Exercise description:
On every line of the listing, check for "icon"; copy the lines that have it.

The data:

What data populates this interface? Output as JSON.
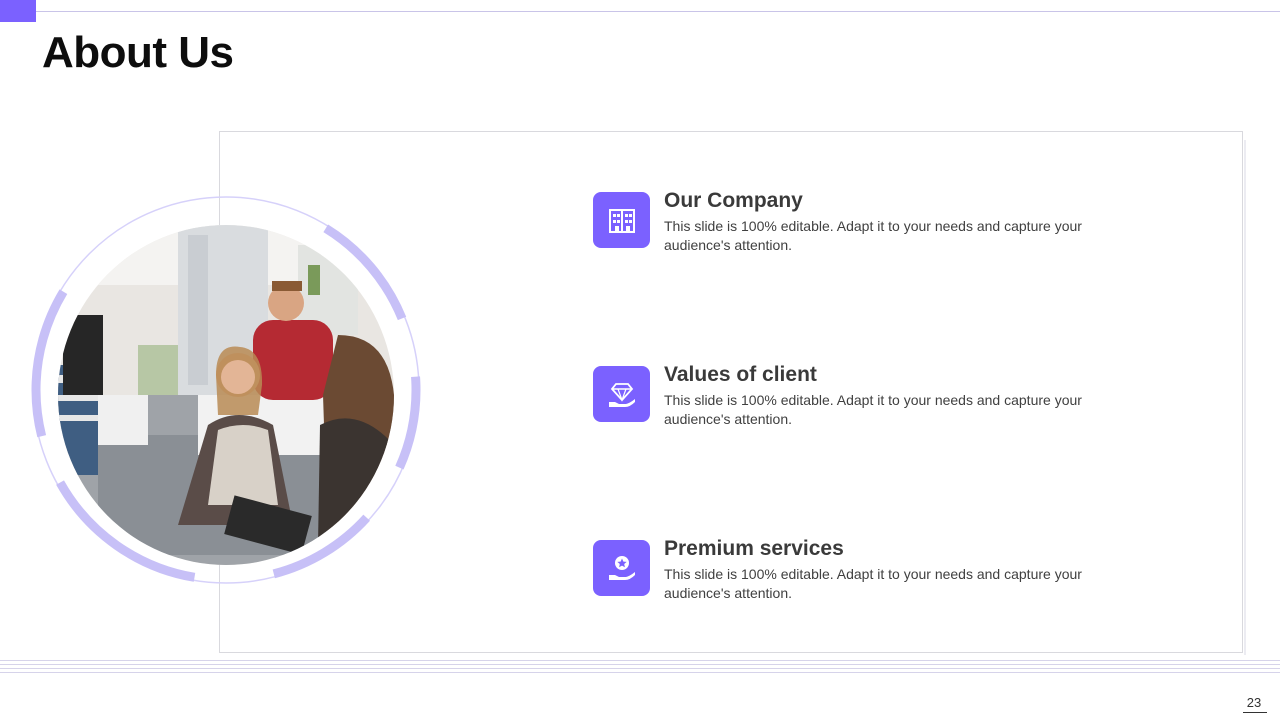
{
  "slide": {
    "title": "About Us",
    "page_number": "23"
  },
  "colors": {
    "accent": "#7b61ff",
    "ring": "#c7c0f7",
    "ring_thin": "#d6d1fa",
    "heading_text": "#3a3a3a",
    "body_text": "#404040"
  },
  "photo": {
    "icon": "team-meeting-photo"
  },
  "items": [
    {
      "icon": "building-icon",
      "heading": "Our Company",
      "description": "This slide is 100% editable. Adapt it to your needs and capture your audience's attention."
    },
    {
      "icon": "diamond-hand-icon",
      "heading": "Values of client",
      "description": "This slide is 100% editable. Adapt it to your needs and capture your audience's attention."
    },
    {
      "icon": "star-hand-icon",
      "heading": "Premium services",
      "description": "This slide is 100% editable. Adapt it to your needs and capture your audience's attention."
    }
  ]
}
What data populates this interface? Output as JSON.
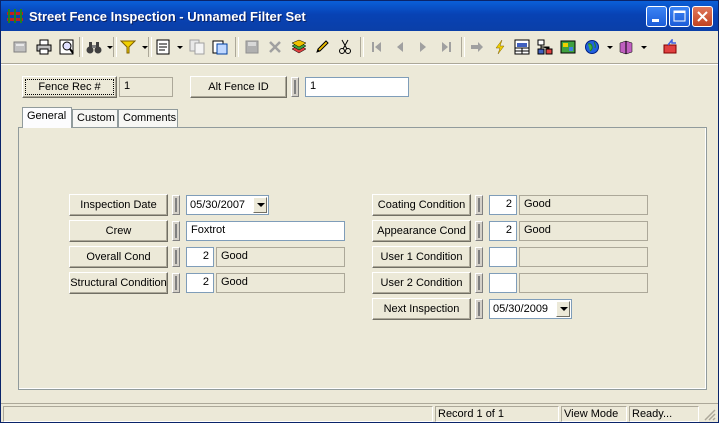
{
  "window": {
    "title": "Street Fence Inspection - Unnamed Filter Set",
    "accent": "#0842b4"
  },
  "header": {
    "fence_rec_label": "Fence Rec #",
    "fence_rec_value": "1",
    "alt_fence_id_label": "Alt Fence ID",
    "alt_fence_id_value": "1"
  },
  "tabs": [
    {
      "label": "General"
    },
    {
      "label": "Custom"
    },
    {
      "label": "Comments"
    }
  ],
  "general": {
    "inspection_date": {
      "label": "Inspection Date",
      "value": "05/30/2007"
    },
    "crew": {
      "label": "Crew",
      "value": "Foxtrot"
    },
    "overall_cond": {
      "label": "Overall Cond",
      "code": "2",
      "text": "Good"
    },
    "structural_condition": {
      "label": "Structural Condition",
      "code": "2",
      "text": "Good"
    },
    "coating_condition": {
      "label": "Coating Condition",
      "code": "2",
      "text": "Good"
    },
    "appearance_cond": {
      "label": "Appearance Cond",
      "code": "2",
      "text": "Good"
    },
    "user1_condition": {
      "label": "User 1 Condition",
      "code": "",
      "text": ""
    },
    "user2_condition": {
      "label": "User 2 Condition",
      "code": "",
      "text": ""
    },
    "next_inspection": {
      "label": "Next Inspection",
      "value": "05/30/2009"
    }
  },
  "status": {
    "record": "Record 1 of 1",
    "mode": "View Mode",
    "state": "Ready..."
  }
}
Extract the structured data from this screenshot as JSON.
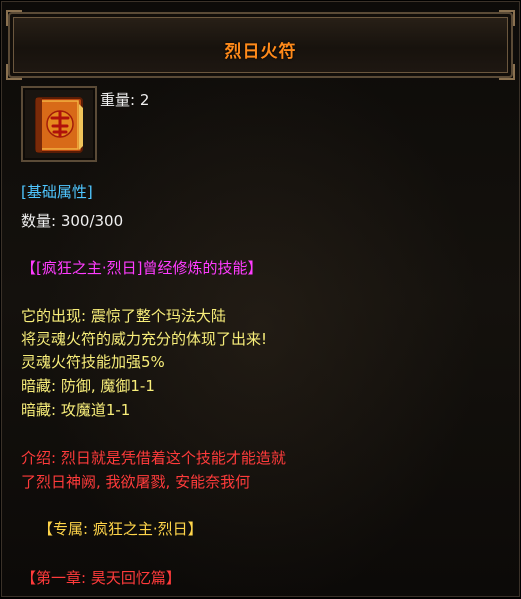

Answer area:
    "icon": "team-meeting-photo"
      "icon": "building-icon",
      "icon": "diamond-hand-icon",
      "icon": "star-hand-icon",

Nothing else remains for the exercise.